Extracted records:
⟨

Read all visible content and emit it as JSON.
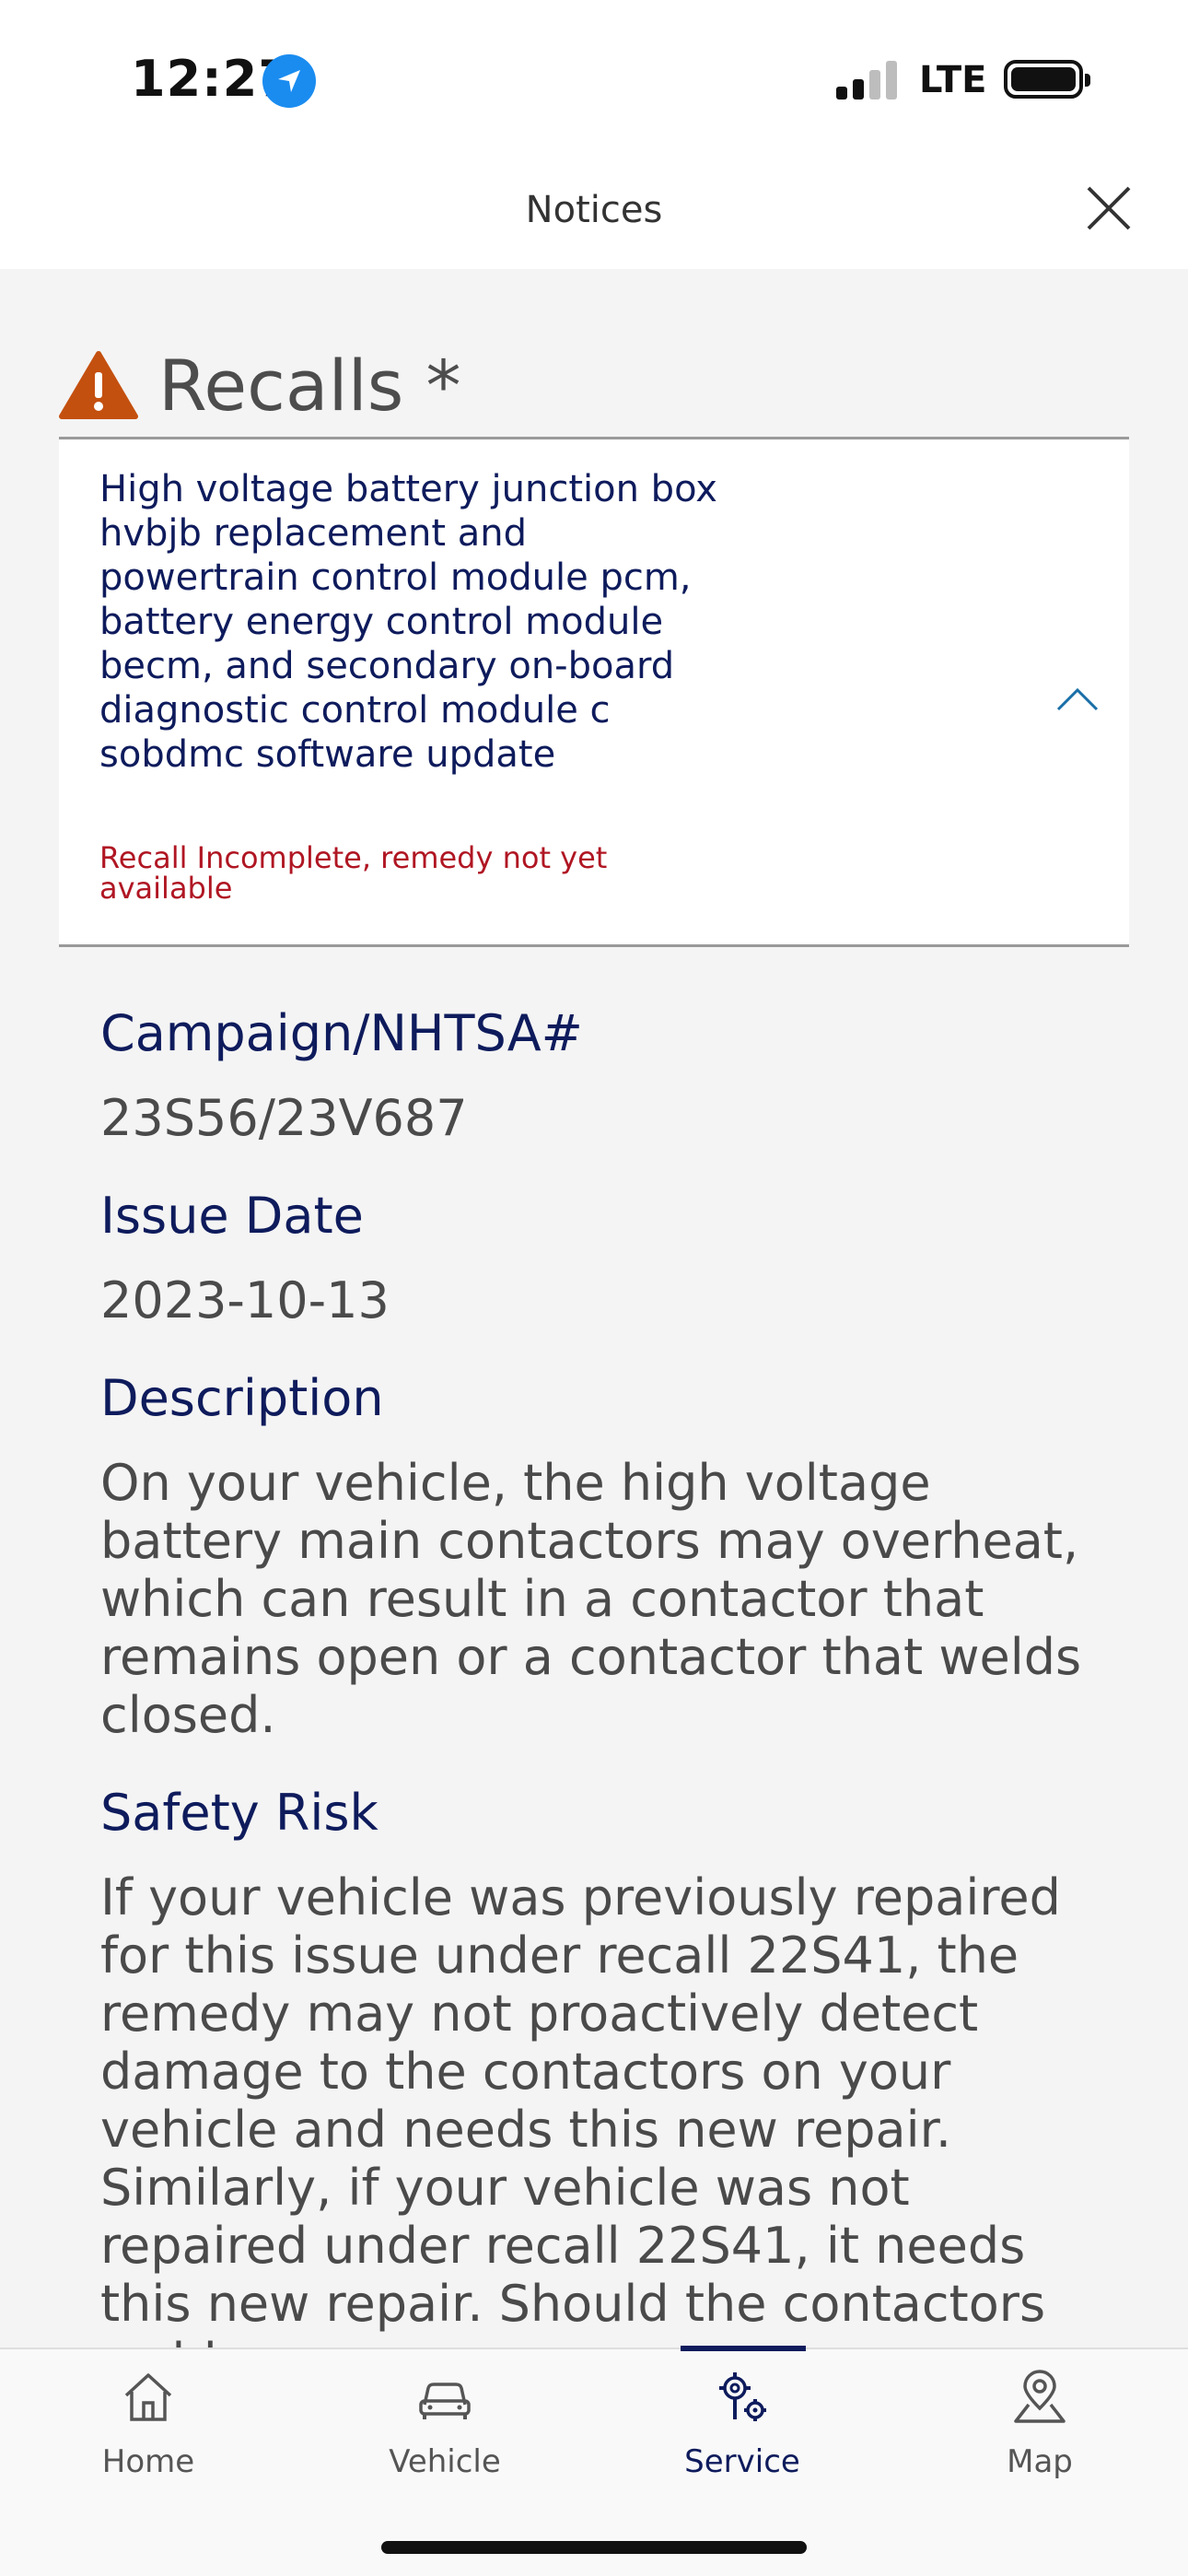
{
  "status_bar": {
    "time": "12:27",
    "network": "LTE"
  },
  "header": {
    "title": "Notices"
  },
  "recalls": {
    "heading": "Recalls *",
    "card": {
      "title": "High voltage battery junction box hvbjb replacement and powertrain control module pcm, battery energy control module becm, and secondary on-board diagnostic control module c sobdmc software update",
      "status": "Recall Incomplete, remedy not yet available"
    }
  },
  "details": {
    "campaign_label": "Campaign/NHTSA#",
    "campaign_value": "23S56/23V687",
    "issue_date_label": "Issue Date",
    "issue_date_value": "2023-10-13",
    "description_label": "Description",
    "description_text": "On your vehicle, the high voltage battery main contactors may overheat, which can result in a contactor that remains open or a contactor that welds closed.",
    "safety_risk_label": "Safety Risk",
    "safety_risk_text": "If your vehicle was previously repaired for this issue under recall 22S41, the remedy may not proactively detect damage to the contactors on your vehicle and needs this new repair. Similarly, if your vehicle was not repaired under recall 22S41, it needs this new repair. Should the contactors weld"
  },
  "nav": {
    "items": [
      {
        "label": "Home",
        "icon": "home-icon"
      },
      {
        "label": "Vehicle",
        "icon": "car-icon"
      },
      {
        "label": "Service",
        "icon": "service-gears-icon"
      },
      {
        "label": "Map",
        "icon": "map-pin-icon"
      }
    ],
    "active": "Service"
  },
  "colors": {
    "primary_navy": "#0e1b5c",
    "recall_red": "#b01623",
    "warning_orange": "#c4500f",
    "location_blue": "#1a8cf0"
  }
}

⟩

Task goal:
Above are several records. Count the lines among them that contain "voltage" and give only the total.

Exercise answer:
2